Land art is an artistic stream of contemporary trends that set aside exposure to museums and galleries. This art showcases nature and the landscape and uses raw materials like wood, earth, rocks or branches, etc. An overview of the subject.
Land art, a creative concept in harmony with nature!
Land art is one of the new trends in contemporary art and emerged in the 1960s. This artistic trend was carried by artists wishing to bring the art out of museums and galleries. This art reflects above all the natural world and the artists intervene on the components of space and landscape. They use natural materials like hay, branches, foliage, or rocks. Most of the time, the works are ephemeral as their installation evolves until they biodegrade over time. Generally, works are done outdoors, subject to natural erosion, and exposed to the elements of nature. This is one of the reasons why some land artworks eventually disappear. Art lovers who do not have the opportunity to see them first-hand appreciate it largely through videos and photos.
Goals of Land art
Land art tries to escape the traditional notions of the exhibition in galleries and museums. Artists want to reinvent forms of expression and places to offer their creations new, urban and natural spaces. They want to launch the principle of installation in nature and simultaneously develop their interest in raw natural materials. Earth is thus the most privileged material with its high symbolism. Land art also offers a new version of the artistic treatment of nature and the landscape. This is at the same time minimal, monumental, and conceptual.
The core pillars of Land art

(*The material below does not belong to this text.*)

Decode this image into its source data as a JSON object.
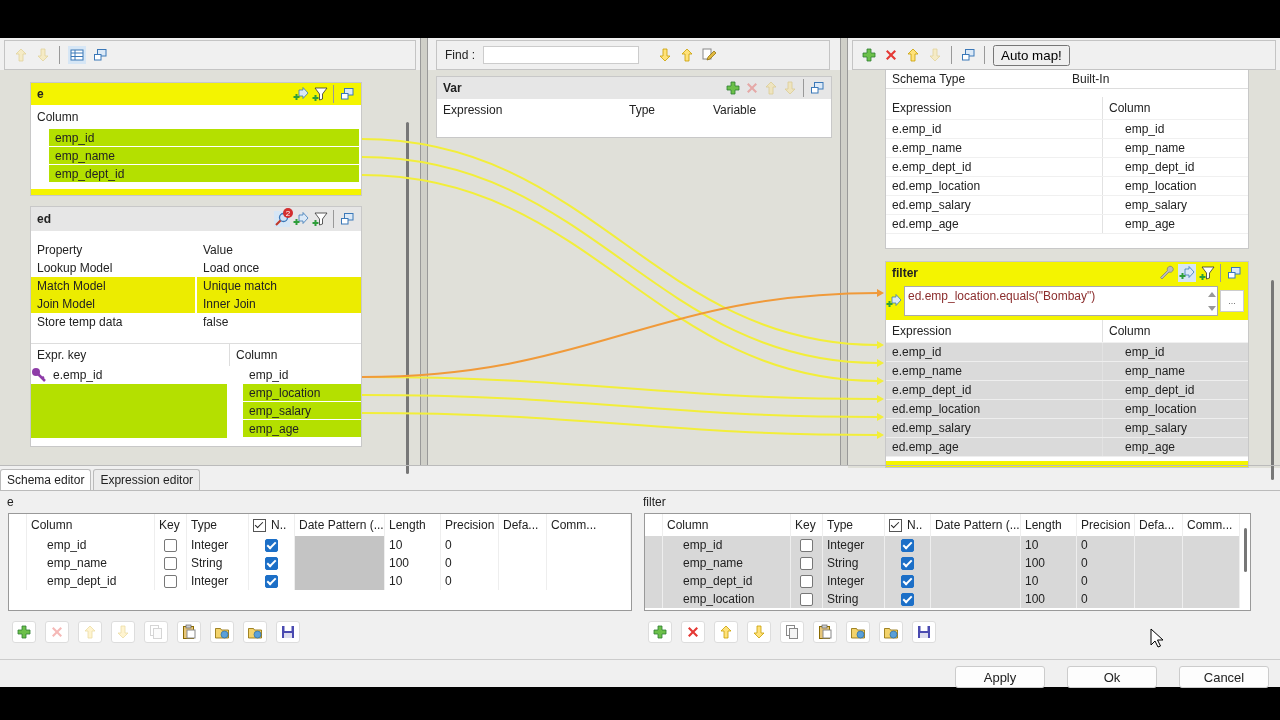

The emblematic artists of Land art are Walter de Maria, Michael Heizer, Richard Long, Robert Smithson, and Nils Udo. These artists intervene in the landscape and modify it in a lasting or temporary way. They are inspired by sacred and archaeological sites and establish an intimate union with nature. Most artists add foreign elements to their works and others simply use existing substances and materials. Walter de Maria, for example, fills the floors of the galleries with a layer of compost and is among the leaders of “earthwork”.